India’s most-valued private company Reliance Industries (RIL) held its 44th annual general meeting (AGM) on June 24.
As it turned out, the bang was bigger than virtually anything that had been predicted. With the announcement of a multi-billion dollar investment in what has been dubbed as the lifeline to our collective future, Reliance Industries chairman Mukesh Ambani did his bit to dispel somewhat the pall of gloom that the pandemic has cast over Indian business.
The bet on green energy which Ambani, speaking at RIL’s 44th annual general meeting (AGM), said, would be the most exciting and challenging of his life, will turn the company from being a leader in a business based on fossil fuels into one that is potentially one of the green energy champions of the world.
Much like its forays into retail and telecom over the last 10 years, it is a move that is imbued with audacity and ambition.
Traditionally, a Reliance AGM raises expectations like no other. Over the last four decades, it is probably one of the most keenly-watched events on the Indian corporate calendar. While the festive nature of the 20,000 people-strong bashes that group founder Dhirubhai Ambani often orchestrated in his heyday, may now be a part of the wistful past, there’s no denying its significance even in these virtual times.
It isn’t so much about the numbers; that is for the analysts to parse at leisure. Instead it is about the connect between the company, which has for years carried the highest weight in the Sensex, and the two million-plus retail shareholders who have always been the group’s key constituency. Those who have attended these meetings speak of what Ambani called the “intimacy and warmth”, the familial nature of the interactions, even on the few occasions that they have gotten testy.
Which is why the gradual introduction since 2016 of the next generation of the family - Akash, Isha and Anant - has been such a critical part of this bond. Simply put, shareholders look for continuity of the promoter family. It creates trust, so integral to a long-term investment decision.
In the Reliance scheme of things, the AGM is a corporate asset, to be nurtured as such.
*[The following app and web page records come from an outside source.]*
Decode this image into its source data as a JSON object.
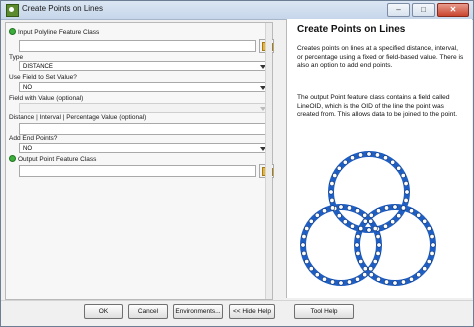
{
  "window": {
    "title": "Create Points on Lines",
    "minimize": "–",
    "maximize": "□",
    "close": "✕"
  },
  "form": {
    "input_label": "Input Polyline Feature Class",
    "input_value": "",
    "type_label": "Type",
    "type_value": "DISTANCE",
    "use_field_label": "Use Field to Set Value?",
    "use_field_value": "NO",
    "field_value_label": "Field with Value (optional)",
    "field_value_value": "",
    "interval_label": "Distance | Interval | Percentage Value (optional)",
    "interval_value": "",
    "add_end_label": "Add End Points?",
    "add_end_value": "NO",
    "output_label": "Output Point Feature Class",
    "output_value": ""
  },
  "help": {
    "title": "Create Points on Lines",
    "para1": "Creates points on lines at a specified distance, interval, or percentage using a fixed or field-based value. There is also an option to add end points.",
    "para2": "The output Point feature class contains a field called LineOID, which is the OID of the line the point was created from. This allows data to be joined to the point.",
    "diagram_colors": {
      "line": "#1f5fc4",
      "dot": "#ffffff"
    }
  },
  "buttons": {
    "ok": "OK",
    "cancel": "Cancel",
    "environments": "Environments...",
    "hide_help": "<< Hide Help",
    "tool_help": "Tool Help"
  }
}
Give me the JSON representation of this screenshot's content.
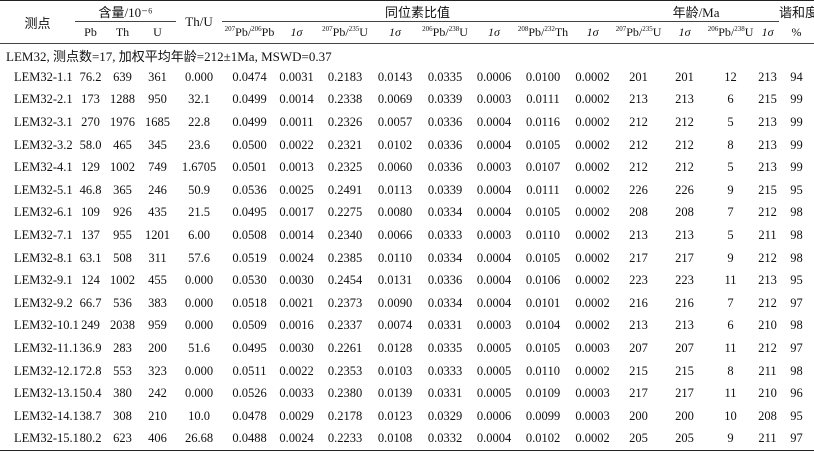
{
  "header": {
    "point_label": "测点",
    "content_group": "含量/10⁻⁶",
    "pb": "Pb",
    "th": "Th",
    "u": "U",
    "thu": "Th/U",
    "ratio_group": "同位素比值",
    "age_group": "年龄/Ma",
    "concordance": "谐和度",
    "iso_76": "207Pb/206Pb",
    "iso_75": "207Pb/235U",
    "iso_68": "206Pb/238U",
    "iso_82": "208Pb/232Th",
    "age_75": "207Pb/235U",
    "age_68": "206Pb/238U",
    "sigma": "1σ",
    "pct": "%"
  },
  "note": "LEM32, 测点数=17, 加权平均年龄=212±1Ma, MSWD=0.37",
  "rows": [
    [
      "LEM32-1.1",
      "76.2",
      "639",
      "361",
      "0.000",
      "0.0474",
      "0.0031",
      "0.2183",
      "0.0143",
      "0.0335",
      "0.0006",
      "0.0100",
      "0.0002",
      "201",
      "201",
      "12",
      "213",
      "94"
    ],
    [
      "LEM32-2.1",
      "173",
      "1288",
      "950",
      "32.1",
      "0.0499",
      "0.0014",
      "0.2338",
      "0.0069",
      "0.0339",
      "0.0003",
      "0.0111",
      "0.0002",
      "213",
      "213",
      "6",
      "215",
      "99"
    ],
    [
      "LEM32-3.1",
      "270",
      "1976",
      "1685",
      "22.8",
      "0.0499",
      "0.0011",
      "0.2326",
      "0.0057",
      "0.0336",
      "0.0004",
      "0.0116",
      "0.0002",
      "212",
      "212",
      "5",
      "213",
      "99"
    ],
    [
      "LEM32-3.2",
      "58.0",
      "465",
      "345",
      "23.6",
      "0.0500",
      "0.0022",
      "0.2321",
      "0.0102",
      "0.0336",
      "0.0004",
      "0.0105",
      "0.0002",
      "212",
      "212",
      "8",
      "213",
      "99"
    ],
    [
      "LEM32-4.1",
      "129",
      "1002",
      "749",
      "1.6705",
      "0.0501",
      "0.0013",
      "0.2325",
      "0.0060",
      "0.0336",
      "0.0003",
      "0.0107",
      "0.0002",
      "212",
      "212",
      "5",
      "213",
      "99"
    ],
    [
      "LEM32-5.1",
      "46.8",
      "365",
      "246",
      "50.9",
      "0.0536",
      "0.0025",
      "0.2491",
      "0.0113",
      "0.0339",
      "0.0004",
      "0.0111",
      "0.0002",
      "226",
      "226",
      "9",
      "215",
      "95"
    ],
    [
      "LEM32-6.1",
      "109",
      "926",
      "435",
      "21.5",
      "0.0495",
      "0.0017",
      "0.2275",
      "0.0080",
      "0.0334",
      "0.0004",
      "0.0105",
      "0.0002",
      "208",
      "208",
      "7",
      "212",
      "98"
    ],
    [
      "LEM32-7.1",
      "137",
      "955",
      "1201",
      "6.00",
      "0.0508",
      "0.0014",
      "0.2340",
      "0.0066",
      "0.0333",
      "0.0003",
      "0.0110",
      "0.0002",
      "213",
      "213",
      "5",
      "211",
      "98"
    ],
    [
      "LEM32-8.1",
      "63.1",
      "508",
      "311",
      "57.6",
      "0.0519",
      "0.0024",
      "0.2385",
      "0.0110",
      "0.0334",
      "0.0004",
      "0.0105",
      "0.0002",
      "217",
      "217",
      "9",
      "212",
      "98"
    ],
    [
      "LEM32-9.1",
      "124",
      "1002",
      "455",
      "0.000",
      "0.0530",
      "0.0030",
      "0.2454",
      "0.0131",
      "0.0336",
      "0.0004",
      "0.0106",
      "0.0002",
      "223",
      "223",
      "11",
      "213",
      "95"
    ],
    [
      "LEM32-9.2",
      "66.7",
      "536",
      "383",
      "0.000",
      "0.0518",
      "0.0021",
      "0.2373",
      "0.0090",
      "0.0334",
      "0.0004",
      "0.0101",
      "0.0002",
      "216",
      "216",
      "7",
      "212",
      "97"
    ],
    [
      "LEM32-10.1",
      "249",
      "2038",
      "959",
      "0.000",
      "0.0509",
      "0.0016",
      "0.2337",
      "0.0074",
      "0.0331",
      "0.0003",
      "0.0104",
      "0.0002",
      "213",
      "213",
      "6",
      "210",
      "98"
    ],
    [
      "LEM32-11.1",
      "36.9",
      "283",
      "200",
      "51.6",
      "0.0495",
      "0.0030",
      "0.2261",
      "0.0128",
      "0.0335",
      "0.0005",
      "0.0105",
      "0.0003",
      "207",
      "207",
      "11",
      "212",
      "97"
    ],
    [
      "LEM32-12.1",
      "72.8",
      "553",
      "323",
      "0.000",
      "0.0511",
      "0.0022",
      "0.2353",
      "0.0103",
      "0.0333",
      "0.0005",
      "0.0110",
      "0.0002",
      "215",
      "215",
      "8",
      "211",
      "98"
    ],
    [
      "LEM32-13.1",
      "50.4",
      "380",
      "242",
      "0.000",
      "0.0526",
      "0.0033",
      "0.2380",
      "0.0139",
      "0.0331",
      "0.0005",
      "0.0109",
      "0.0003",
      "217",
      "217",
      "11",
      "210",
      "96"
    ],
    [
      "LEM32-14.1",
      "38.7",
      "308",
      "210",
      "10.0",
      "0.0478",
      "0.0029",
      "0.2178",
      "0.0123",
      "0.0329",
      "0.0006",
      "0.0099",
      "0.0003",
      "200",
      "200",
      "10",
      "208",
      "95"
    ],
    [
      "LEM32-15.1",
      "80.2",
      "623",
      "406",
      "26.68",
      "0.0488",
      "0.0024",
      "0.2233",
      "0.0108",
      "0.0332",
      "0.0004",
      "0.0102",
      "0.0002",
      "205",
      "205",
      "9",
      "211",
      "97"
    ]
  ]
}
Not surprisingly then, it is also the stage to unveil the ambitions of the group, much in evidence at this year’s AGM. The over $10 billion investment in building a fully integrated clean energy ecosystem that would not only take advantage of India’s abundant solar capacity but also go into green hydrogen and fuel cells, was of course the big takeaway. Given India’s standing as one of the world’s biggest energy markets which is still way behind in usage per head as compared to countries like the US and China, it is a huge play on the guaranteed demand but one that will require a very carefully calculated transition from the traditional to the new.
Vitally, it is of a piece with the old Reliance playbook of focussing on the basic requirements of people’s daily economic lives - it is said that Dhirubhai once wanted to make affordable footwear for Indians. Add to that the all-in strategy both in terms of financial investments as well as commitment, and it is a formidable aspiration.
Equally strategic was the anticipated announcement about the launch of a low-priced smartphone in a country where the market for these, even after the most difficult year on record, grew 23 percent Y-o-Y to reach over 38 million units in Q1 2021, according to Counterpoint Research data. Not only does it fit into the mantra of a self-reliant India, it is also a smart nudge for all the other non-energy businesses that the group is pursuing. The smartphone is the vehicle of entry for potential users of Jio’s services like telecom, healthcare, e-commerce and entertainment. Producing it in India with technological assistance from Google and pricing it such that it is accessible to the over 300 million Indians who can’t afford high-priced phones, is a vital part of Jio’s overall game plan.
Significantly, with announcements across the O2C, telecom and retail businesses, the company also signalled recognition of the atomization of its investor base into distinct interest groups. The process has been under way. In February this year, it announced that it would hive off O2C, the most mature of its businesses, into a separate entity. For nearly 10 years, the strong cash flows from the refining and petrochem business have bankrolled the newer ventures in telecom and retail. Now with both the businesses contributing significantly to RIL’s earnings, O2C can take its logical path in the new energy plan.
Audacity and scale have been the twin pillars of any target that RIL has set for itself in the past. Now as its core energy business is in the midst of a massive metamorphosis, Ambani isn’t looking at incremental change but a once-in-a-lifetime transformation. It is a risky bet but for the sake of India it is certainly worth it.Disclaimer: Moneycontrol is a part of the Network18 group. Network18 is controlled by Independent Media Trust, of which Reliance Industries is the sole beneficiary.